Along the way, The Episcopal Church has garnered a lot of attention, but with the help of organizations such as Integrity USA, the church has continued its work toward full inclusion of lesbian, gay, bisexual, and transgender LGBT Episcopalians. The Episcopal Church has been clear about our expectation that every member of the LGBT community is entitled to the same respect and dignity as any other member of the human family. Our advocacy for oppressed minorities has been vocal and sustained. The current attempts to criminalize LBGT persons and their supporters are the latest in a series, each stage of which has been condemned by this Church, as well as many other religious communities and nations.

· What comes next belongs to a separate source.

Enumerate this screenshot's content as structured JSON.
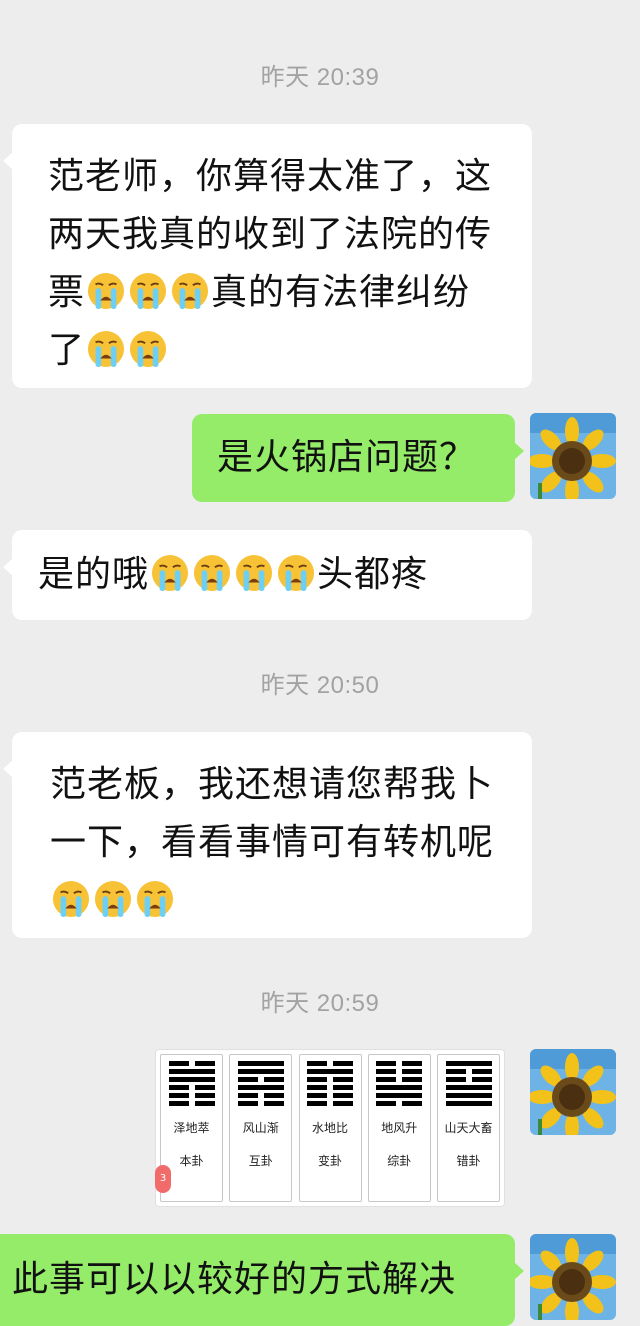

Church rejects Anglican pressure over gay rights | Reuters
The head of the about 2 million-member denomination provided a limited response to the recent election of the Rev. Canon Mary D. Glasspool in the Diocese of Los Angeles. Glasspool, who has been with her partner for 19 years, must be approved as an assistant bishop by the bishops and standing committees of The Episcopal Church's other dioceses within days. The Episcopal leader made her comments at a news conference in Dallas just after delivering a lecture on "Who is Christ" alongside a more conservative bishop — the Rt. Jefferts Schori, who has previously said that Jesus is not the only way to God and heaven, presented a carefully worded paper Saturday morning, mentioning only once the urgency for full inclusion of gays and lesbians in all structures of the church, as observed by Cheryl M. Wetzel, editor of The Anglican Voice.
But even as Jefferts Schori called on the church to move past the issue of gay priests and same-sex marriage, her election has put a new strain on a church wrestling with its identity and mission in recent years. An oceanographer who studied squids and octopuses in the northeastern Pacific Ocean before going into the ministry in , Jefferts Schori is considered a progressive. She supported the consecration three years ago of V. Gene Robinson, who is openly gay, as bishop of New Hampshire.
Episcopal leaders sent letters to the Anglican Communion's spiritual leader and primates clarifying the gay-affirming resolution they passed this week. In an effort to prevent "any misunderstandings," Presiding Bishop Katharine Jefferts Schori and Bonnie Anderson, president of the Episcopal House of Deputies, stressed in their letter that "nothing" in their resolution "goes beyond what has already been provided under our Constitution and Canons for many years. Despite calls by the wider Anglican Communion not to pass legislation that may further impair the unity of the global church body, The Episcopal Church's House of Deputies approved a resolution Tuesday that declares the denomination's ordination process open to all individuals, including practicing homosexuals. In their letter to Archbishop of Canterbury Dr. Rowan Williams, the Episcopal officers said Resolution D is "more descriptive than prescriptive in nature" and stressed that it did not repeal a resolution B that urged restraint concerning the election of bishops whose "manner of life" would cause offense to the wider Anglican Communion.